REQUIRED ACTION :: Examine each line of the data, and copy the ones containing "Jesus".

*** Opening of DATA FOR THIS TASK ***

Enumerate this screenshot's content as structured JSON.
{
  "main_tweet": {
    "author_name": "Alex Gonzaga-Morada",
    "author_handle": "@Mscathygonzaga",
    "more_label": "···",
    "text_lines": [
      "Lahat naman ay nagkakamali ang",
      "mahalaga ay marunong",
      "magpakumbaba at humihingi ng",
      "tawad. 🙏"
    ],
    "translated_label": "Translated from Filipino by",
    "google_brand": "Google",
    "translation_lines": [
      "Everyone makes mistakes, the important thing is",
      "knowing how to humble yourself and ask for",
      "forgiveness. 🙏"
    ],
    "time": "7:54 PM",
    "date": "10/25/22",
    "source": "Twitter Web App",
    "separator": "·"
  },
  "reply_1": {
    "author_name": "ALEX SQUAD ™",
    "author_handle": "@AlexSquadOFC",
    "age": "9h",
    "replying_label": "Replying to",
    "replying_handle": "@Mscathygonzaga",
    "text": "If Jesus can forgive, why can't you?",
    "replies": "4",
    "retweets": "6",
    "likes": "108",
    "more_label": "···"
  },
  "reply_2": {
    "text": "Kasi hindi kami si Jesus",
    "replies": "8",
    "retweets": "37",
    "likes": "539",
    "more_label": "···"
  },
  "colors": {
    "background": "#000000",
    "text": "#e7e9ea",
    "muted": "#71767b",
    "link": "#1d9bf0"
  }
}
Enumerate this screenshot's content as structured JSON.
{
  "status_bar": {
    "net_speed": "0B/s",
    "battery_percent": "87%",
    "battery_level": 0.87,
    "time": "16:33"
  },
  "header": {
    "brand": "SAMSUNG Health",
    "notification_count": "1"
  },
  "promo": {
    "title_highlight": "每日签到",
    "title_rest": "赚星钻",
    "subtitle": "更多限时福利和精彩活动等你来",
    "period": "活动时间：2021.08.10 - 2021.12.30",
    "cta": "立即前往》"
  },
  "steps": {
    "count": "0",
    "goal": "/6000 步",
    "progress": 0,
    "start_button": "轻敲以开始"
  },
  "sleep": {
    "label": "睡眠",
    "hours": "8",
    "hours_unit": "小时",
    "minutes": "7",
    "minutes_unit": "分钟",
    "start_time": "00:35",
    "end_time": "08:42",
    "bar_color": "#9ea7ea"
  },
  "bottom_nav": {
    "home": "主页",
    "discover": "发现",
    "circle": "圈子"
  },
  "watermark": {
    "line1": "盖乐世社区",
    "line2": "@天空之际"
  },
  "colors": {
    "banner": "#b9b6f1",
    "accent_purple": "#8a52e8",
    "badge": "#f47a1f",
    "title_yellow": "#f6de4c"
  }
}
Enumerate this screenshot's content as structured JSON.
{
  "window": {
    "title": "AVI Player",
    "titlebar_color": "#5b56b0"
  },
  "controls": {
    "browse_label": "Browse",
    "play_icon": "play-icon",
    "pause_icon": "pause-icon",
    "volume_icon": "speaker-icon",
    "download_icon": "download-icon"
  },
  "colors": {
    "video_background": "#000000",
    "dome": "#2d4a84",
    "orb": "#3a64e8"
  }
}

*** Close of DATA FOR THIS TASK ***

EXERCISE SOLUTION ::
    "text": "If Jesus can forgive, why can't you?",
    "text": "Kasi hindi kami si Jesus",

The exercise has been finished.